### THE INPUT:
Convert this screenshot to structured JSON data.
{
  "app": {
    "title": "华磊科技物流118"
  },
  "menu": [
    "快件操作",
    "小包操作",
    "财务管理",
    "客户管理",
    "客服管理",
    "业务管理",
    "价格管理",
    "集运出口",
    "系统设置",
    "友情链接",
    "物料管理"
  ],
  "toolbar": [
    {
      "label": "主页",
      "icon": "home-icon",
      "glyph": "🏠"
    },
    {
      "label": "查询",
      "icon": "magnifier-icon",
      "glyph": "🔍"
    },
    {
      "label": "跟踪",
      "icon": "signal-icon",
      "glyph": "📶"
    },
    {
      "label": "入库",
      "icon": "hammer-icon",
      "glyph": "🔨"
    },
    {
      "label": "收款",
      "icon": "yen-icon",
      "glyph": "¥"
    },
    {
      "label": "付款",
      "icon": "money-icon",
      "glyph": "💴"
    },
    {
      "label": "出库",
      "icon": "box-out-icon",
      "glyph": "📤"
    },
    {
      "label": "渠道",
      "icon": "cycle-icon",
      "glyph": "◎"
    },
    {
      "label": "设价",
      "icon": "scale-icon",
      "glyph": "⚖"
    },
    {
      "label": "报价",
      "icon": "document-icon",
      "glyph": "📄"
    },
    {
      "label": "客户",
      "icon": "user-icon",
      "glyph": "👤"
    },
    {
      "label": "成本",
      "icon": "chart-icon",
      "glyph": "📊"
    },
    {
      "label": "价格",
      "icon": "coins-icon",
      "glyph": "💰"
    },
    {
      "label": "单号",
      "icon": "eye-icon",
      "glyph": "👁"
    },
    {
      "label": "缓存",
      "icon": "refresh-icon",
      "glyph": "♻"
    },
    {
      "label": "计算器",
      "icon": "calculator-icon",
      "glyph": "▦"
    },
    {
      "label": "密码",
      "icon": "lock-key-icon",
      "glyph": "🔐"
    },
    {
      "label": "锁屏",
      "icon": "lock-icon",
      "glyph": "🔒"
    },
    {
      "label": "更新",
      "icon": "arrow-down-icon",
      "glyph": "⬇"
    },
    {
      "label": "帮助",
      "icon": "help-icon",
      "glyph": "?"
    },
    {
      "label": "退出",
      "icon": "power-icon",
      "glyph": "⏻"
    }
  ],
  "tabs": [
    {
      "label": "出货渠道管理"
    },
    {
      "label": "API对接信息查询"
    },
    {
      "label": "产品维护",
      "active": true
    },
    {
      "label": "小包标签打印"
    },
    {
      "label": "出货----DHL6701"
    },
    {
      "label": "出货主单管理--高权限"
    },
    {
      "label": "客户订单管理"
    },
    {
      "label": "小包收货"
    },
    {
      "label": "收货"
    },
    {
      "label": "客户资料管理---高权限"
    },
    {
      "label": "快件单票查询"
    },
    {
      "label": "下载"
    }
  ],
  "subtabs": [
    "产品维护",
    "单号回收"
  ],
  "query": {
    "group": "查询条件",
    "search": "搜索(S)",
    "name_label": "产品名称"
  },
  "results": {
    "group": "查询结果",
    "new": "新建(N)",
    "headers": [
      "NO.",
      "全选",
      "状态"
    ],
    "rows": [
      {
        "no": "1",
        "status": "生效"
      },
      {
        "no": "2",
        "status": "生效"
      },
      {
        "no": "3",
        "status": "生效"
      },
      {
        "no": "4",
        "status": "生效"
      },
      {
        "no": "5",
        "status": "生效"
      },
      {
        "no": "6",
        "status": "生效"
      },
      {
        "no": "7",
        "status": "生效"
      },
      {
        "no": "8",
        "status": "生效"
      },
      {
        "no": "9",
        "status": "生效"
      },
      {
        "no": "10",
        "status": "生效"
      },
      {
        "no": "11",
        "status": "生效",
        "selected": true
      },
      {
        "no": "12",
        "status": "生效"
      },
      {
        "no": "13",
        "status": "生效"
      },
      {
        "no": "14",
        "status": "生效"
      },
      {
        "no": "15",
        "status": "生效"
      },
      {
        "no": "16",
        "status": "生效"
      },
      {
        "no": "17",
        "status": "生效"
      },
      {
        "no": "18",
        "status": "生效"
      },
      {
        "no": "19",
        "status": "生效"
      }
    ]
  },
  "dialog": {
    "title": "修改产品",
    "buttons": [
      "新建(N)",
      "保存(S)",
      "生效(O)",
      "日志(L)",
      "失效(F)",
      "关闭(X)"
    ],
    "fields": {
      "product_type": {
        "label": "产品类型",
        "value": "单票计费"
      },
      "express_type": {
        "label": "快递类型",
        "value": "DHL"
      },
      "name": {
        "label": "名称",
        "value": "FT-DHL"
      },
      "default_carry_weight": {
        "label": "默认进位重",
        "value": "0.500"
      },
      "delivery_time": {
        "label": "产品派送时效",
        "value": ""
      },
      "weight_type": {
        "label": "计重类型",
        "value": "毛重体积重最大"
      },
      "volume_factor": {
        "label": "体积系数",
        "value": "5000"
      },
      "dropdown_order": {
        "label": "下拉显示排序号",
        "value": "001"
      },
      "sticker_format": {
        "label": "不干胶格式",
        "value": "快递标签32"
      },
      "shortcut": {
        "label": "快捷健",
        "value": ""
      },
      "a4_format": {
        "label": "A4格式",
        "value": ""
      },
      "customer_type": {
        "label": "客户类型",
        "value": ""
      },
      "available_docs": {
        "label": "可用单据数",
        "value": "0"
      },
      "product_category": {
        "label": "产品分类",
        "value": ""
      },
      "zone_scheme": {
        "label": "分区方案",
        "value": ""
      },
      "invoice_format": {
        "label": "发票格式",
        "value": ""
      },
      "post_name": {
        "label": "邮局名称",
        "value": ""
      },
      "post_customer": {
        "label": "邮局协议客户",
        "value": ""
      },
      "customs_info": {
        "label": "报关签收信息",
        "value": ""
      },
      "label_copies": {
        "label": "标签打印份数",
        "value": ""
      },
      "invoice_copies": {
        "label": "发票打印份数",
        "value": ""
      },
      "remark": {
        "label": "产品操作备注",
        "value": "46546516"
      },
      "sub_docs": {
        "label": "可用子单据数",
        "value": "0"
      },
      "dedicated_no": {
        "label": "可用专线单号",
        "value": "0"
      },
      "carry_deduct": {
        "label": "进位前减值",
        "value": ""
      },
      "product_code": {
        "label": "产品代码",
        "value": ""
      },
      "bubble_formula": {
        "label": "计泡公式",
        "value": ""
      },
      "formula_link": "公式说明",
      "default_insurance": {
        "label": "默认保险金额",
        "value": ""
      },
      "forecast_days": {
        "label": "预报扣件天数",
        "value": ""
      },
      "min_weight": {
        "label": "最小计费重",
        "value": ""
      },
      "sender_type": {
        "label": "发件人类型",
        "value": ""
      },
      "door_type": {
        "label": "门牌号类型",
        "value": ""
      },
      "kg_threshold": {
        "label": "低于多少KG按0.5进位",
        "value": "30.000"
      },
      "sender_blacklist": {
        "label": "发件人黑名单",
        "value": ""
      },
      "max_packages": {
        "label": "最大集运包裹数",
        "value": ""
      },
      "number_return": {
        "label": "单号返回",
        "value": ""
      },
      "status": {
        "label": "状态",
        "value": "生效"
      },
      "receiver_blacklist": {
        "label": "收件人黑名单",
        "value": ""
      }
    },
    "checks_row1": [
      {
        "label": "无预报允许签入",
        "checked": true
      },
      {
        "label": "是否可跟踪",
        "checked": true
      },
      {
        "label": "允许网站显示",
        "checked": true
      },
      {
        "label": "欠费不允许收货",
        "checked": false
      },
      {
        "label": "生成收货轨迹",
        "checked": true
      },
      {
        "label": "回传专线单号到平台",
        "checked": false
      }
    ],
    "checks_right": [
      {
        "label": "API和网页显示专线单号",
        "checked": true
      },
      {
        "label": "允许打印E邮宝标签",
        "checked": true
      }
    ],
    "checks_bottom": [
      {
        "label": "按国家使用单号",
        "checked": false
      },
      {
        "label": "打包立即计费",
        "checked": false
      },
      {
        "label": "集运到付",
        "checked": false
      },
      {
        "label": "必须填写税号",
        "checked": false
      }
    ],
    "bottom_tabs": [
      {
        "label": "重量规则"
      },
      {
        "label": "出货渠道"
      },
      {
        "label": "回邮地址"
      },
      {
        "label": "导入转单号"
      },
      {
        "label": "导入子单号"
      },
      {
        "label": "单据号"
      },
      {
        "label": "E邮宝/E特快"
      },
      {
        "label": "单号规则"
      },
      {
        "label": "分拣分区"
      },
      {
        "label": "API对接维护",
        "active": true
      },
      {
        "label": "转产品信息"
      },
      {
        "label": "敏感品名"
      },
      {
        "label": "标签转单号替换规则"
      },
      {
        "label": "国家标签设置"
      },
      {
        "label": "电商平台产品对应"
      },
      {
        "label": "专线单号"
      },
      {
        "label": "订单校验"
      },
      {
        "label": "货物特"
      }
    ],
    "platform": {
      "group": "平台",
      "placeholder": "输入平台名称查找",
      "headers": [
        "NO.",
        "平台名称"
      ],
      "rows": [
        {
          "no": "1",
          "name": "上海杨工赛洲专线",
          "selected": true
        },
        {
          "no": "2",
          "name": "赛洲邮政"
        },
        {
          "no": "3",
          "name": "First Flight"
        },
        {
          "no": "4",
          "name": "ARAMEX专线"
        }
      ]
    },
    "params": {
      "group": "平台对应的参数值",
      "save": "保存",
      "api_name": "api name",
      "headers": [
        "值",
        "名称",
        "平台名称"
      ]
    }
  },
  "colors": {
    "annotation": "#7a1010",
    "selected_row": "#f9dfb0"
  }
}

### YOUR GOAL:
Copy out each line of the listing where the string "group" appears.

### REPLY TO THE TASK:
    "group": "查询条件",
    "group": "查询结果",
      "group": "平台",
      "group": "平台对应的参数值",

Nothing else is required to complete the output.